You can read all of our articles on our website.  Having trouble getting our emails?   Change your spam controls and white list, and 
contract provisions explained
October 12, 2017
NOTICE:  Free Employment law webinar - sign up today.  Scheduled for Oct 25, 2017
REGISTER for a Free Employment Webinar
Description:   Once an employee finds herself covered by FMLA, a common complaint from an employer is poor job performance. But the FMLA employee is now untouchable, because protected, right? Not necessarily. Join Kieran Bastible, Esq. and Jonathan Rogoff, Esq. of K&K's Employment Department for a discussion about Employer's rights against non-performing and abusive employees covered by FMLA.
Who should attend:  HR, management and owners 
Presented by: Kieran Bastible, Esq and Jonathan Rogoff, Esq. of K&K's Employment Department
Date and Time: Wed, Oct 25, 2017 1:00 PM - 1:45 PM EST
Register Here
contract provisions explained
    We purchased the Residential All in One and the Commercial All in One contracts a couple months ago.  We are just about to put them in place and start using them and I have some questions.  FYI our business model has clients paying for their hardware, we do not plan on on financing or leasing any equipment.  I have a few questions about some of the provisions:
    The provision titled  PASSCODE TO CPU SOFTWARE REMAINS PROPERTY OF Alarm Company.  This provision says we continue to own the passcodes and all the programming, among other issues. What is the basis for this?   Is this to prevent us from giving up the installer code?
    Another provision states that not all signals or transmissions will require notification to the authorities and Subscriber may obtain a written response policy from us.  What is a written response policy? Is this simply writing out how our central station will handle alarms?
    Another provision requires our customer to obtain insurance and name us as an additional insured, among other issues.   Why are we requiring subscriber to have insurance and have us named as additional insured. Is this in case we are financing equipment?
    Good questions and not uncommon questions.  
    Alarm companies want to retain their customers and most believe that retaining the passcodes and programming is a good way to encourage customers to remain loyal, for no reason other than it could be costly for them to replace equipment if passcodes and programming is not available to existing systems.  If a customer owns the system then you probably should give the passcode so that they can make some changes, but only if they complete the contract.  I don't think you would ever give the programming; no software provider would.  
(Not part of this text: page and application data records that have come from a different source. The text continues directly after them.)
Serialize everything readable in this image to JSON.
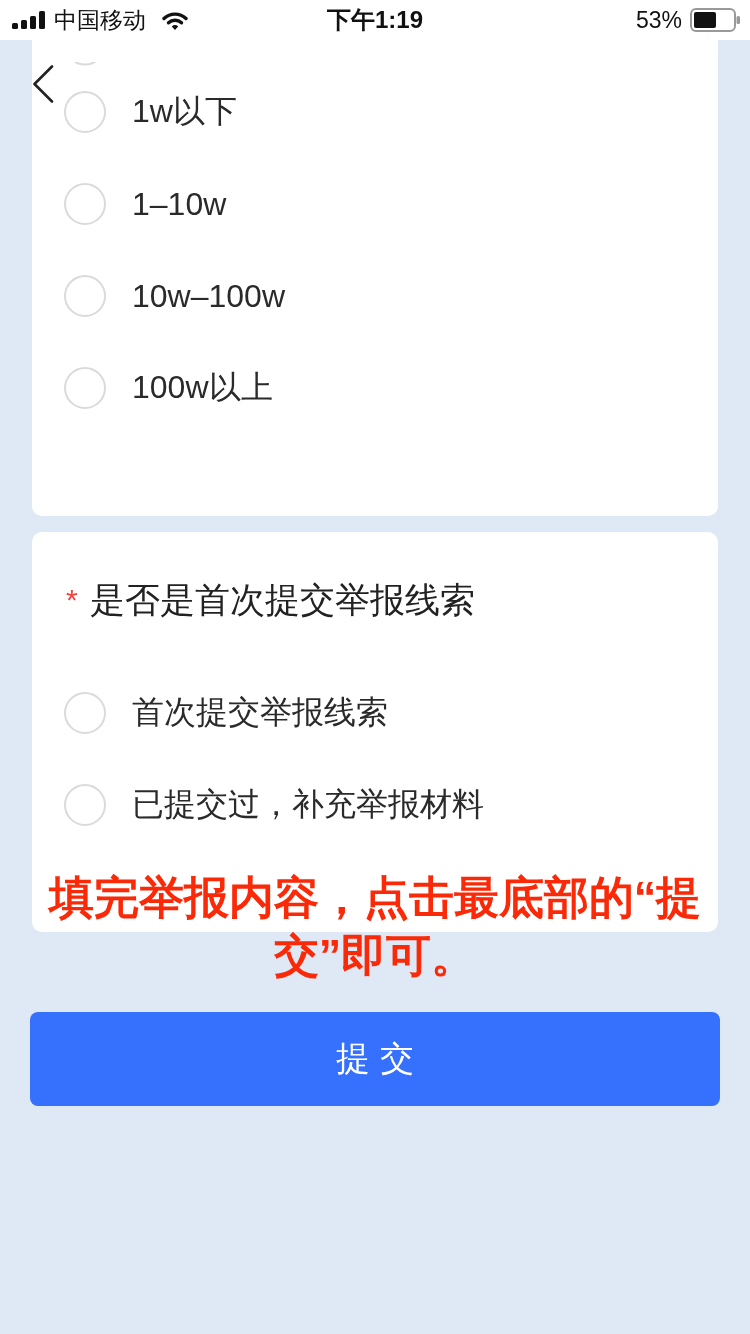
{
  "status_bar": {
    "carrier": "中国移动",
    "time": "下午1:19",
    "battery": "53%"
  },
  "questions": [
    {
      "options": [
        {
          "clipped": true,
          "selected": false
        },
        {
          "label": "1w以下",
          "selected": false
        },
        {
          "label": "1–10w",
          "selected": false
        },
        {
          "label": "10w–100w",
          "selected": false
        },
        {
          "label": "100w以上",
          "selected": false
        }
      ]
    },
    {
      "required_mark": "*",
      "title": "是否是首次提交举报线索",
      "options": [
        {
          "label": "首次提交举报线索",
          "selected": false
        },
        {
          "label": "已提交过，补充举报材料",
          "selected": false
        }
      ]
    }
  ],
  "annotation": "填完举报内容，点击最底部的“提交”即可。",
  "submit_button": "提 交"
}
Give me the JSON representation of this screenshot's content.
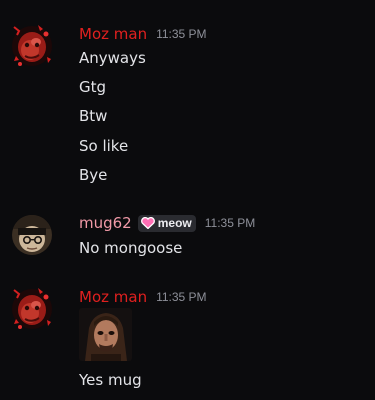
{
  "messages": [
    {
      "author": "Moz man",
      "timestamp": "11:35 PM",
      "lines": [
        "Anyways",
        "Gtg",
        "Btw",
        "So like",
        "Bye"
      ]
    },
    {
      "author": "mug62",
      "badge": "meow",
      "timestamp": "11:35 PM",
      "lines": [
        "No mongoose"
      ]
    },
    {
      "author": "Moz man",
      "timestamp": "11:35 PM",
      "attachment_icon": "image-attachment",
      "lines": [
        "Yes mug"
      ]
    }
  ],
  "colors": {
    "background": "#0b0b0d",
    "moz_name": "#e0201f",
    "mug_name": "#f19aa8",
    "text": "#e3e4e8",
    "timestamp": "#8e9099",
    "badge_bg": "#2a2b30",
    "badge_heart": "#ff6fb5"
  }
}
    Written Response Policy is the written instructions or training manual your central station provides its operators so they know how to respond to signals.  You need to know how they intend to respond and you should be giving the written Response Policy to your subscriber, especially if they ask for it.  Better that everyone knows how signals are going to be responded to.  Then all the central station has to do is follow its own procedures.  I also think it wise not to ask the central station to alter its procedure for a particular subscriber.  This is a invitation to make a mistake.  Make this request sparingly.  
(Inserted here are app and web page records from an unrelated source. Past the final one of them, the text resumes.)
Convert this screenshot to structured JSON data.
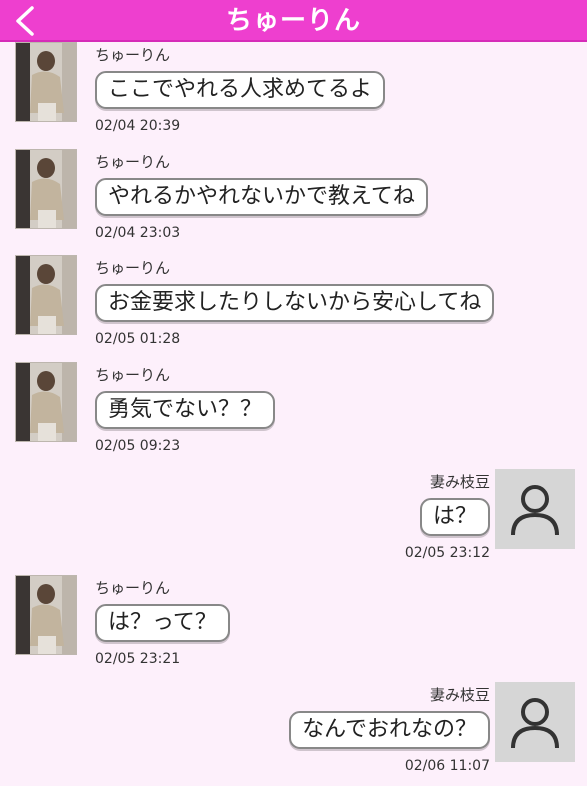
{
  "header": {
    "title": "ちゅーりん"
  },
  "messages": [
    {
      "side": "in",
      "sender": "ちゅーりん",
      "text": "ここでやれる人求めてるよ",
      "time": "02/04 20:39"
    },
    {
      "side": "in",
      "sender": "ちゅーりん",
      "text": "やれるかやれないかで教えてね",
      "time": "02/04 23:03"
    },
    {
      "side": "in",
      "sender": "ちゅーりん",
      "text": "お金要求したりしないから安心してね",
      "time": "02/05 01:28"
    },
    {
      "side": "in",
      "sender": "ちゅーりん",
      "text": "勇気でない？？",
      "time": "02/05 09:23"
    },
    {
      "side": "out",
      "sender": "妻み枝豆",
      "text": "は？",
      "time": "02/05 23:12"
    },
    {
      "side": "in",
      "sender": "ちゅーりん",
      "text": "は？って？",
      "time": "02/05 23:21"
    },
    {
      "side": "out",
      "sender": "妻み枝豆",
      "text": "なんでおれなの？",
      "time": "02/06 11:07"
    }
  ],
  "colors": {
    "header": "#ee3fcf",
    "background": "#fdf0fb",
    "bubble": "#ffffff",
    "bubble_border": "#888888",
    "default_avatar": "#d6d6d6"
  },
  "icons": {
    "back": "chevron-left-icon",
    "default_avatar": "user-silhouette-icon"
  }
}
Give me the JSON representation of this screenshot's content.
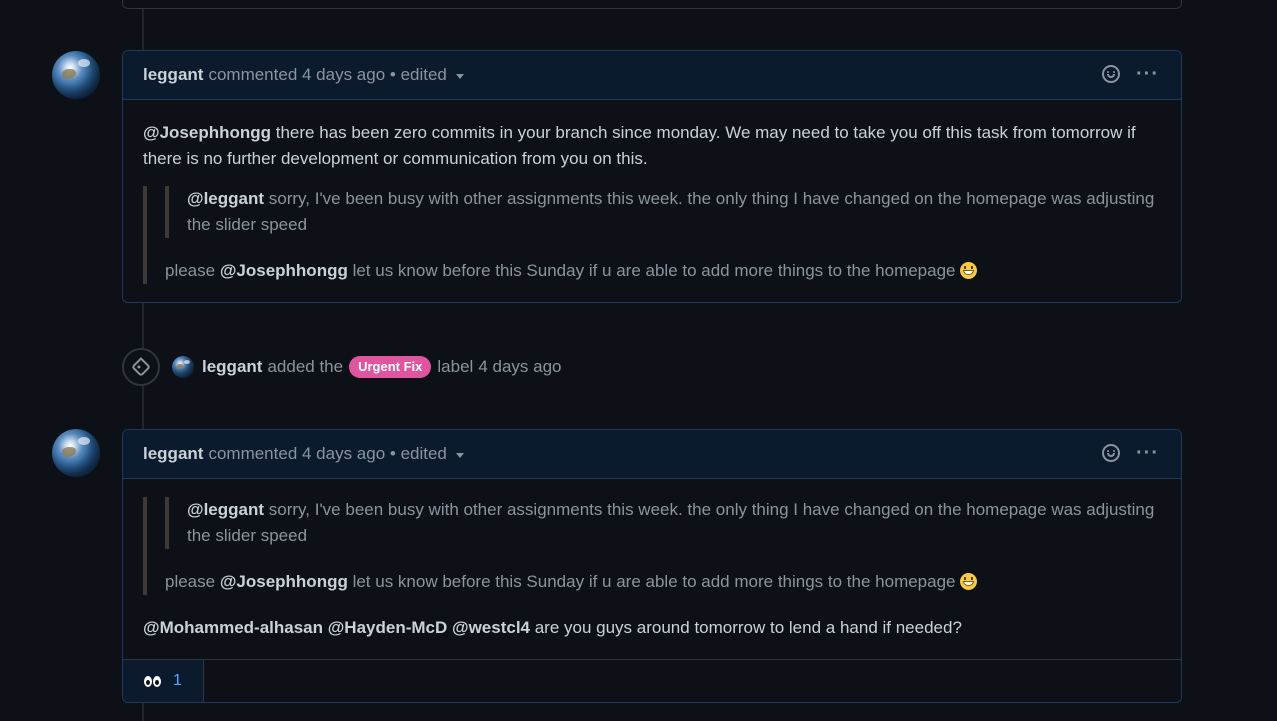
{
  "comments": [
    {
      "author": "leggant",
      "meta": "commented 4 days ago • edited",
      "body_mention": "@Josephhongg",
      "body_text": " there has been zero commits in your branch since monday. We may need to take you off this task from tomorrow if there is no further development or communication from you on this.",
      "nested_mention": "@leggant",
      "nested_text": " sorry, I've been busy with other assignments this week. the only thing I have changed on the homepage was adjusting the slider speed",
      "quote_prefix": "please ",
      "quote_mention": "@Josephhongg",
      "quote_text": " let us know before this Sunday if u are able to add more things to the homepage"
    },
    {
      "author": "leggant",
      "meta": "commented 4 days ago • edited",
      "nested_mention": "@leggant",
      "nested_text": " sorry, I've been busy with other assignments this week. the only thing I have changed on the homepage was adjusting the slider speed",
      "quote_prefix": "please ",
      "quote_mention": "@Josephhongg",
      "quote_text": " let us know before this Sunday if u are able to add more things to the homepage",
      "mentions": "@Mohammed-alhasan @Hayden-McD @westcl4",
      "mentions_text": " are you guys around tomorrow to lend a hand if needed?",
      "reaction_count": "1"
    }
  ],
  "event": {
    "author": "leggant",
    "pre": "added the",
    "label": "Urgent Fix",
    "post": "label",
    "time": "4 days ago"
  },
  "icons": {
    "add_reaction": "smiley-icon",
    "more": "kebab-icon",
    "label_event": "tag-icon",
    "reaction": "eyes-icon"
  },
  "colors": {
    "label": "#e0559f",
    "background": "#0d1117",
    "header": "#0c1a2e"
  }
}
    You are requiring the subscriber to name you for a bunch of reasons which I have addressed in many articles.  If you're named an additional insured the subscriber's carrier won't be able to sue you if there is a loss.  That's one good reason.  Elsewhere in the All in One the subscriber has agreed to indemnify you.  It's smart for the subscriber to cover that indemnity with insurance.  Naming you as an additional insured serves that purpose. 
    I am providing these explanation so that you understand the provisions.  Under no circumstances should you or your sales persons explain these provisions to the subscriber.  All you should be doing is presenting the contract, if asked explain that its the company's standard form, it's standard in the industry, it's required by your central station and your insurance company.  You can read it to them without explanation.  The courts deem almost all residential subscribers as "the least sophisticated consumers".  Best you be that category too.  As far as commercial subscribers, they are almost always held to the terms of the contract they agree to.  There's no presumption they are "least sophisticated", which is no doubt synonymous for other colorful terms.  The insurance has nothing to do with whether you finance the contract, or if it's a lease or sale.
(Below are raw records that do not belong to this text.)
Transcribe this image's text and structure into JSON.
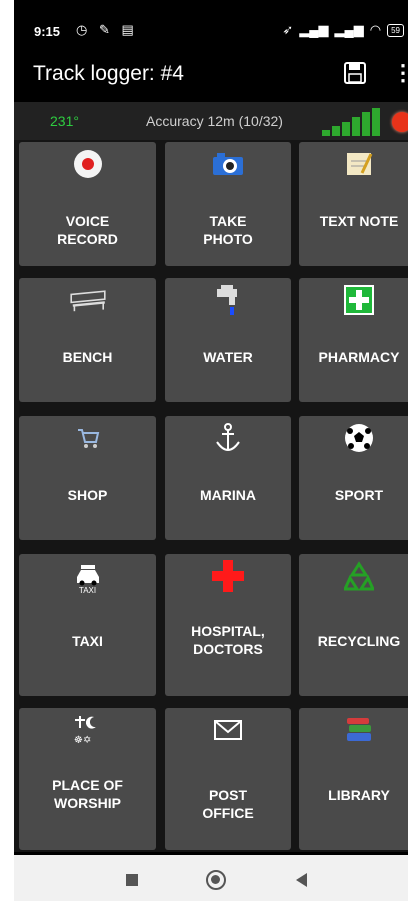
{
  "status": {
    "time": "9:15",
    "battery": "59"
  },
  "appbar": {
    "title": "Track logger: #4"
  },
  "info": {
    "heading": "231°",
    "accuracy": "Accuracy 12m (10/32)"
  },
  "buttons": [
    {
      "label": "VOICE RECORD",
      "icon": "record-icon"
    },
    {
      "label": "TAKE PHOTO",
      "icon": "camera-icon"
    },
    {
      "label": "TEXT NOTE",
      "icon": "note-icon"
    },
    {
      "label": "BENCH",
      "icon": "bench-icon"
    },
    {
      "label": "WATER",
      "icon": "water-tap-icon"
    },
    {
      "label": "PHARMACY",
      "icon": "pharmacy-icon"
    },
    {
      "label": "SHOP",
      "icon": "shopping-cart-icon"
    },
    {
      "label": "MARINA",
      "icon": "anchor-icon"
    },
    {
      "label": "SPORT",
      "icon": "soccer-ball-icon"
    },
    {
      "label": "TAXI",
      "icon": "taxi-icon",
      "icon_text": "TAXI"
    },
    {
      "label": "HOSPITAL, DOCTORS",
      "icon": "red-cross-icon"
    },
    {
      "label": "RECYCLING",
      "icon": "recycling-icon"
    },
    {
      "label": "PLACE OF WORSHIP",
      "icon": "worship-icon"
    },
    {
      "label": "POST OFFICE",
      "icon": "envelope-icon"
    },
    {
      "label": "LIBRARY",
      "icon": "books-icon"
    }
  ],
  "colors": {
    "heading": "#2ecc40",
    "record": "#e8331a",
    "button_bg": "#4a4a4a"
  }
}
alarm classifieds alarm security contractsThis area is reserved for alarm classifieds, alarm company announcements, solicitations, offers, etc. Those wishing to sell or buy; borrow or lend; dealer program or dealer; central stations; insurance brokers; business  brokers, insurance companies. Equipment to sell; looking for employees; subcontractors; mergers;

There is no charge to post a listing here.Include your contact information, phone, email and web site.  If you would like to submit a posting, please send an email to  To create a reciprocal link to our website, click here.
Many of you are forwarding these emails to friends or asking that others be added to the list.
Sign up for our daily newsletter here: Sign Up.  You can read articles and order alarm contracts on our web site

Ken Kirschenbaum,Esq
Kirschenbaum & Kirschenbaum PC
Attorneys at Law
200 Garden City Plaza
Garden City, NY 11530
516 747 6700 x 301
516 747 6700